Carrie Lam, Hong Kong's embattled leader, said today she believes her city is on the verge of "a very dangerous situation." Hundreds of thousands of protesters have taken to the streets since early June, spurred by their opposition to a proposed bill that would have allowed people in Hong Kong to be extradited to Mainland China. (CNBC)

* Longstanding economic frustration is fueling Hong Kong's protests, expert says (CNBC)

HSBC, Europe's largest bank by assets, is planning to cut thousands of jobs after the surprise announcement of Chief Executive Officer John Flint's departure. Up to 2% of the bank's 237,685 employees are facing job layoffs and will target senior roles. (CNBC)

London's Heathrow Airport, the busiest in Europe, has cancelled 172 flights today and tomorrow due to a strike plans by thousands of workers. Members of their union overwhelmingly rejected the airports 7.3% pay increase offer. (AP)


Berkshire Hathaway (BRK.B) missed estimates of its profit and revenue.

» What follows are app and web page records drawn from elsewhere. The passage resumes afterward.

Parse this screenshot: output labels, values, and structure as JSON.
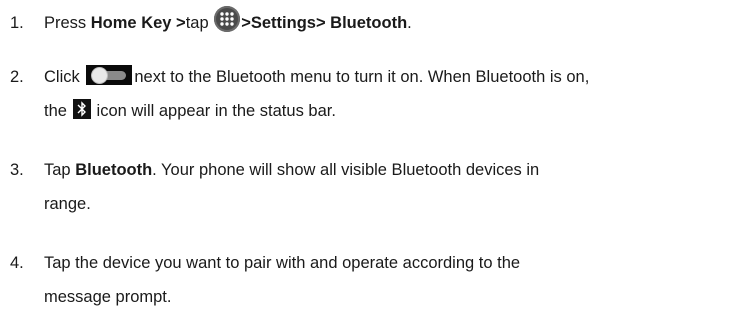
{
  "steps": [
    {
      "number": "1.",
      "parts": {
        "a": "Press ",
        "b": "Home Key >",
        "c": "tap ",
        "d": ">Settings> Bluetooth",
        "e": "."
      }
    },
    {
      "number": "2.",
      "parts": {
        "a": "Click ",
        "b": "next to the Bluetooth menu to turn it on. When Bluetooth is on,",
        "c": "the ",
        "d": "icon will appear in the status bar."
      }
    },
    {
      "number": "3.",
      "parts": {
        "a": "Tap ",
        "b": "Bluetooth",
        "c": ". Your phone will show all visible Bluetooth devices in",
        "d": "range."
      }
    },
    {
      "number": "4.",
      "parts": {
        "a": "Tap the device you want to pair with and operate according to the",
        "b": "message prompt."
      }
    }
  ],
  "icons": {
    "apps": "apps-grid-icon",
    "toggle": "toggle-switch-icon",
    "bluetooth": "bluetooth-icon"
  }
}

Warren Buffett's company was hurt by weaker results at insurer Geico and lower cargo volumes at Berkshire's BNSF rail operation.

J.P. Morgan Chase (JPM) will lead an upcoming debt offering by The We Company, parent of workspace provider WeWork. Reuters reports that this puts JPMorgan in position to lead an initial public offering for WeWork later this year.

Uber Technologies (UBER) is unlikely to be successful in its attempt to get a new five-year license from London's transport regulator, according to a Sky News report. Uber is said to be expecting its application to result in another short term

Sohu (SOHU) reported an adjusted second quarter loss of $1.27 per share, wider than the loss of $1.11 per share anticipated by Wall Street analysts. The China-based internet firm also saw revenue come in below forecasts, with a drop in brand advertising revenue pressuring results.license of less than 2 years.


Universal's "Fast & Furious Presents: Hobbs & Shaw" dominated the box office this weekend, debuting in North America with $60.8 million in ticket sales. The Dwayne Johnson and Jason Statham-led film is expected to draw in more crowds internationally, where the franchise is hugely popular. (Variety)